Excerpts from an interface dataset:

'''

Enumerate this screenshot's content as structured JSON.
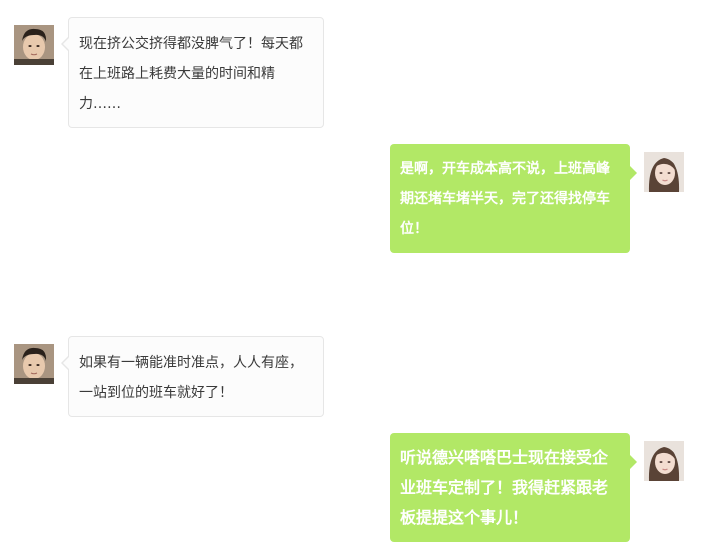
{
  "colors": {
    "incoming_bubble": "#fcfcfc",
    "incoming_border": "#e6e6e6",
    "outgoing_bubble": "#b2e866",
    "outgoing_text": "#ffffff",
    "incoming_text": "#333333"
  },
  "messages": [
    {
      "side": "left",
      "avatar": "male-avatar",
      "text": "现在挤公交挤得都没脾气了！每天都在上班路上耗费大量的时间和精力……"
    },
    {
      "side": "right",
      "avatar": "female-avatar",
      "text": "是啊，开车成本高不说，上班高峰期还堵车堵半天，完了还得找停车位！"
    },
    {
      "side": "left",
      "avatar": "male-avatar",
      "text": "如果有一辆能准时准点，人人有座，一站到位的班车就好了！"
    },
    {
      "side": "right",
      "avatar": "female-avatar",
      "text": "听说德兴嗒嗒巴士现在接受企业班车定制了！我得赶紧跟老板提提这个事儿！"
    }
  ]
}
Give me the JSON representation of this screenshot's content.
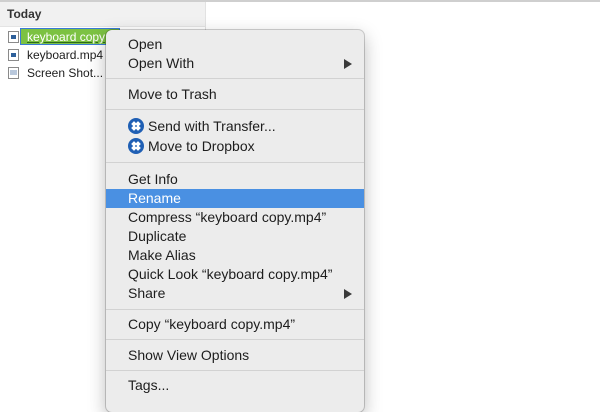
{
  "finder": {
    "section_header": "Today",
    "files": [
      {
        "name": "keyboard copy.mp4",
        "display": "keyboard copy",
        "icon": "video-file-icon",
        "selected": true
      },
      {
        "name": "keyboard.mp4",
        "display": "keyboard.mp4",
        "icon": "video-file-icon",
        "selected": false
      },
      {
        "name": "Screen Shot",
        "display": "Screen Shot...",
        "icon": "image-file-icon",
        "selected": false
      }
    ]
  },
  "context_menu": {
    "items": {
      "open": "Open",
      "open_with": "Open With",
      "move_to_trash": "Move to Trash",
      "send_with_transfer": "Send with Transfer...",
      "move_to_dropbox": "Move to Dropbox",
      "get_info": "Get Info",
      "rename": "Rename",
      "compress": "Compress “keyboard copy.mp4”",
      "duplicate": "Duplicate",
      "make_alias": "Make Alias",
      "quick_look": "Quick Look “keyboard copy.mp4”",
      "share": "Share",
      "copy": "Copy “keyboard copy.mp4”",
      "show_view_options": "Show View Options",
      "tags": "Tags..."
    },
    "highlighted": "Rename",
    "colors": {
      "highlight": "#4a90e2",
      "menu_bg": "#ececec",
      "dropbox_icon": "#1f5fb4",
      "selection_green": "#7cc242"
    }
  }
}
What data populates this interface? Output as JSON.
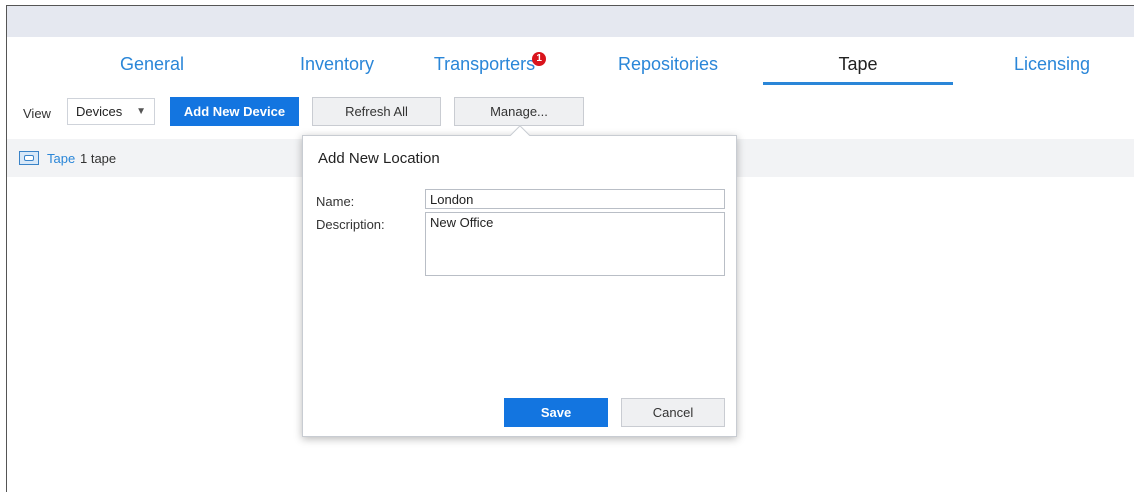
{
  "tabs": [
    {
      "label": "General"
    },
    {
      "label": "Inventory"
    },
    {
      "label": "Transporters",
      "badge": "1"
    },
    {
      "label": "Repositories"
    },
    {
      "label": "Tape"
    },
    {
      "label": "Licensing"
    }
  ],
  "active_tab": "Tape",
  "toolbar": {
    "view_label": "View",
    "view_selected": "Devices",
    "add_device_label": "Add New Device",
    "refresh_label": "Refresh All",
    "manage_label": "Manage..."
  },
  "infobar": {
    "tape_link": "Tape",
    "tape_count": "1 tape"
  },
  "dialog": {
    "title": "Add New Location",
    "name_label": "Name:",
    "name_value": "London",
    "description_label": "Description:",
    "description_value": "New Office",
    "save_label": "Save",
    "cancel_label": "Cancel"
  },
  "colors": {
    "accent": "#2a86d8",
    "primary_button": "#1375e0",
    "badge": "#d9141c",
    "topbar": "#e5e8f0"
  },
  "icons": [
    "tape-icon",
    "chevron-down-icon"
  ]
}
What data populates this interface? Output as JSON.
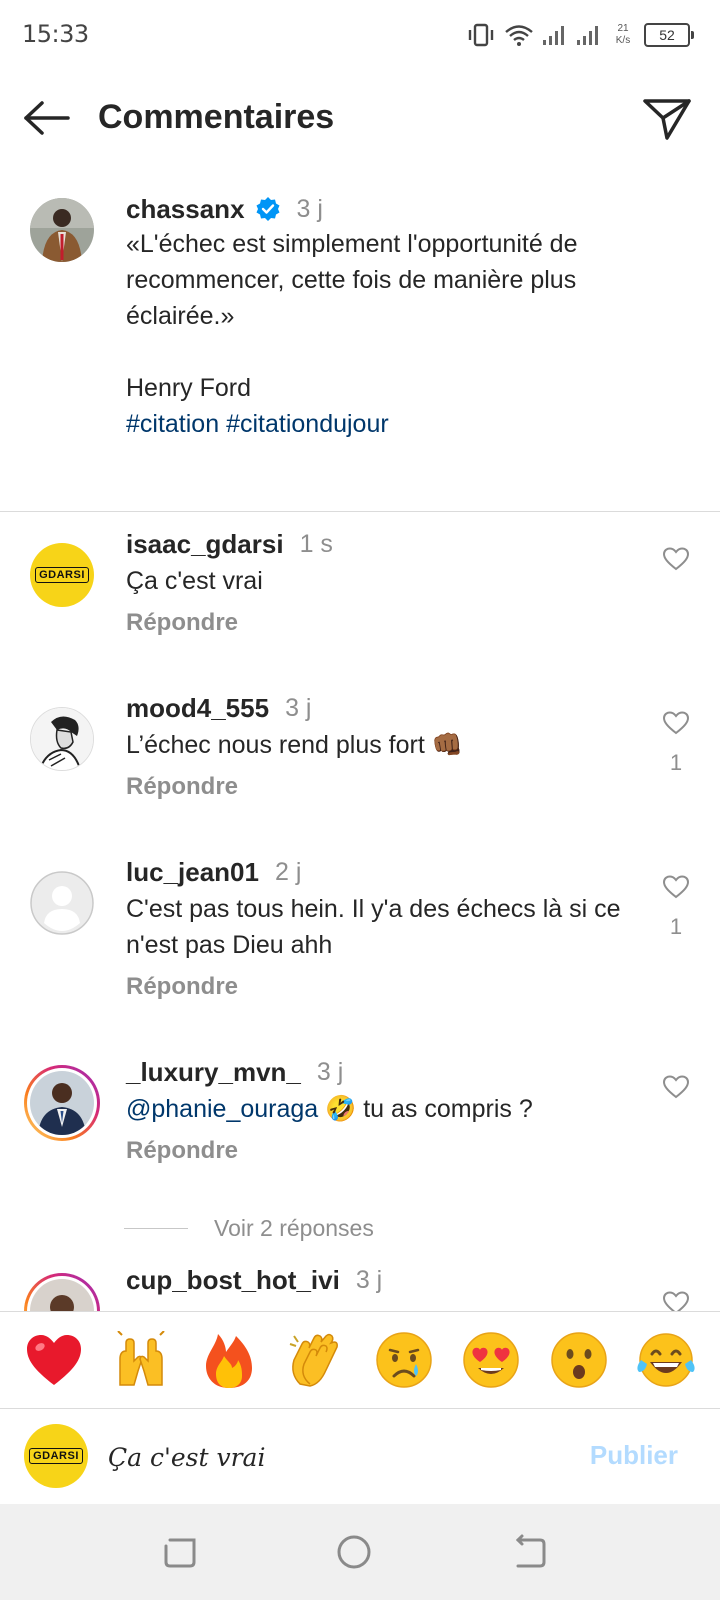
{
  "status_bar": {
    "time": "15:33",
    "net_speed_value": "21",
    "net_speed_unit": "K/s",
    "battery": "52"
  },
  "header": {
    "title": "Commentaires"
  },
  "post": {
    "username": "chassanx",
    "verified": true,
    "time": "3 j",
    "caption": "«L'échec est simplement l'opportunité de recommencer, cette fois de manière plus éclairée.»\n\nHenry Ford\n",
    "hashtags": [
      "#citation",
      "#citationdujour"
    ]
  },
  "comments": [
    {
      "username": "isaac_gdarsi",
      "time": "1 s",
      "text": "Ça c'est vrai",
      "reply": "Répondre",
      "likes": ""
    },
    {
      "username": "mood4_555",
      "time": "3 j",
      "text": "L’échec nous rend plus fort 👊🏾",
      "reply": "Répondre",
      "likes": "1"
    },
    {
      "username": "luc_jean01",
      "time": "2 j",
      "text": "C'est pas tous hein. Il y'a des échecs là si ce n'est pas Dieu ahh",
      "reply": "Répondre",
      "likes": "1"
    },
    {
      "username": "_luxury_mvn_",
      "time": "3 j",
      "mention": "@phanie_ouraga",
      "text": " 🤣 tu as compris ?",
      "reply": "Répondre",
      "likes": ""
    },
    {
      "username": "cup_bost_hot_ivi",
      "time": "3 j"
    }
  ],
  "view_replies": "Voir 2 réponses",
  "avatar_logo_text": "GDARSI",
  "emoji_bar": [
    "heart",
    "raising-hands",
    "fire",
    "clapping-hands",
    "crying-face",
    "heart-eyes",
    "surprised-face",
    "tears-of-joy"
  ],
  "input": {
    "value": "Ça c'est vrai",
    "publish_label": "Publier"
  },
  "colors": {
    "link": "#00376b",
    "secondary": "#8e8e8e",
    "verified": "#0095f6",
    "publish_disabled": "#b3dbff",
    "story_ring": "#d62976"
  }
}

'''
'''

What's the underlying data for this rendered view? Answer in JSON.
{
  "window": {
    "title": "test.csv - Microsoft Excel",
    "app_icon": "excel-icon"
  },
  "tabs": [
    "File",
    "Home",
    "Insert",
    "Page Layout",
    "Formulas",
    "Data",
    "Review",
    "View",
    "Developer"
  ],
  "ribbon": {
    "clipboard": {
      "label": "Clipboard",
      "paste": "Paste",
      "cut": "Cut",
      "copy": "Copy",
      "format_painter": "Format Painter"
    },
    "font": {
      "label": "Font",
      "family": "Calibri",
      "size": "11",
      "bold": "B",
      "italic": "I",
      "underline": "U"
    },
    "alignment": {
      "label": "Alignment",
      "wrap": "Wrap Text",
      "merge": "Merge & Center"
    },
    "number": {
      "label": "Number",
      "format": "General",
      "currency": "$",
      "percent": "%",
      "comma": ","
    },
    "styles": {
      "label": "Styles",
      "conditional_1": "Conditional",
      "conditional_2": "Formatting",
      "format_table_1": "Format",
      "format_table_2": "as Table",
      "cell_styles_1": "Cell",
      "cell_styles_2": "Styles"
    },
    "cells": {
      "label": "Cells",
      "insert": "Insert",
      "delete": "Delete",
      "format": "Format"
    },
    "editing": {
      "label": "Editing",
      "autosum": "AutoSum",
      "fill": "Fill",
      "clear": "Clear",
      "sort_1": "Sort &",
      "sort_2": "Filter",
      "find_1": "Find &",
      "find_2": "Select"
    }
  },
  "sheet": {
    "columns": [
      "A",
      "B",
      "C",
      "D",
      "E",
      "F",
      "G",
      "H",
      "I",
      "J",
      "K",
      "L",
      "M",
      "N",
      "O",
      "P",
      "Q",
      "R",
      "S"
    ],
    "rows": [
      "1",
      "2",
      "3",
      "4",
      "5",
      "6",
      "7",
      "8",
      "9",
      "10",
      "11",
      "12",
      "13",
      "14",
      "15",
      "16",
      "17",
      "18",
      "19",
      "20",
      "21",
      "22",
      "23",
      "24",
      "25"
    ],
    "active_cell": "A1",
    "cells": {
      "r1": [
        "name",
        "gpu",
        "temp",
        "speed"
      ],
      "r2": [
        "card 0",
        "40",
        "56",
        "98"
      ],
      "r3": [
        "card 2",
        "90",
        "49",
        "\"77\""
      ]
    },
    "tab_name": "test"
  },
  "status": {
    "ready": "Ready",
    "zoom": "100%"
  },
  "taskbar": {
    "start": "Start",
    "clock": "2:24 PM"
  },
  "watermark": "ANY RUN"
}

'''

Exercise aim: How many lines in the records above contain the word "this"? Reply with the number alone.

Output of the exercise: 5